Simply put, Chris Sun's Slasher film, CHARLIE'S FARM, is not something spectacular by any means. Plot wise, it's fairly basic and formulaic, but that's not to say that it isn't somewhat fun. The villain is cool. The look of "Charlie Wilson" really stands out. The makeup looks great, as do the film's practical special effects, which make for some enjoyable carnage. All together, although a little too familiar all around, there is still some fun to be had with CHARLIE'S FARM, just as long as you go in not expecting much in terms of "new".
IMPRESSION OF THE FILM
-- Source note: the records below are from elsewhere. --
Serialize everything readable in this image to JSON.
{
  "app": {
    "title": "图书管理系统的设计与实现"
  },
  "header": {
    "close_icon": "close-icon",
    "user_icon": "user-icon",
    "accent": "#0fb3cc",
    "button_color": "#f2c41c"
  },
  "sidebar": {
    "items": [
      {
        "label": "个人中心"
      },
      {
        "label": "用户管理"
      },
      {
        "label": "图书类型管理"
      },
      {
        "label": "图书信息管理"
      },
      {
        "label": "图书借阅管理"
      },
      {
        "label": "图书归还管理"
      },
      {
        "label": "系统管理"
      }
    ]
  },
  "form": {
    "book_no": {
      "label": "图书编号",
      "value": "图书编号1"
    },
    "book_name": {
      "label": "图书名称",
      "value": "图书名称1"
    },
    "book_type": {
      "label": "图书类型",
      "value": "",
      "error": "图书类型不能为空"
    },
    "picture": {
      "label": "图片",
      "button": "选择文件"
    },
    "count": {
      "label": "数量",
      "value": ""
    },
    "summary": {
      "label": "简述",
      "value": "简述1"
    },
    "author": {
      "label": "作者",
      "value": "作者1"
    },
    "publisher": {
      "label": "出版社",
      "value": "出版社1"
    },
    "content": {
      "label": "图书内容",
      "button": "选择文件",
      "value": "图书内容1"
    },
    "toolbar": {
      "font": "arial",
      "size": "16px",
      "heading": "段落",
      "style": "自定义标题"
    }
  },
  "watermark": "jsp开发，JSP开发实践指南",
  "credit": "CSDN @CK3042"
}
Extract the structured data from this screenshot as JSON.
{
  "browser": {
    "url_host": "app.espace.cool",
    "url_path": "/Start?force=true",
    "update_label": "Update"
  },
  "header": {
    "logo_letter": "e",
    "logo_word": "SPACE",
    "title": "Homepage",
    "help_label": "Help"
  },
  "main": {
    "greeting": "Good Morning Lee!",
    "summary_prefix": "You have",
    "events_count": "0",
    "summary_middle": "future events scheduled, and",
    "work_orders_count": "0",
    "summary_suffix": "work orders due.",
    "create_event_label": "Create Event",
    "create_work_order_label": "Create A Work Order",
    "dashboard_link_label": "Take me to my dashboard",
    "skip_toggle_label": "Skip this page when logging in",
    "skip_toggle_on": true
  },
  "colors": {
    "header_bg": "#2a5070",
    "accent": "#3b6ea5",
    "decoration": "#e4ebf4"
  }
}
In terms of CHARLIE'S FARM bringing something new to the Slasher sub-genre, it doesn't. It is a film that treads that all too familiar line. Everything from the setup, to the villain's pursuit has been done, and seen before. So what it comes down to for a film such as this one, is that, although familiar, can the film still be enjoyed? In the case of CHARLIE'S FARM i'd say, yes, somewhat. It's major problem is that it takes awhile to get started. But once it does, it's fairly enjoyable, if only for its gore alone.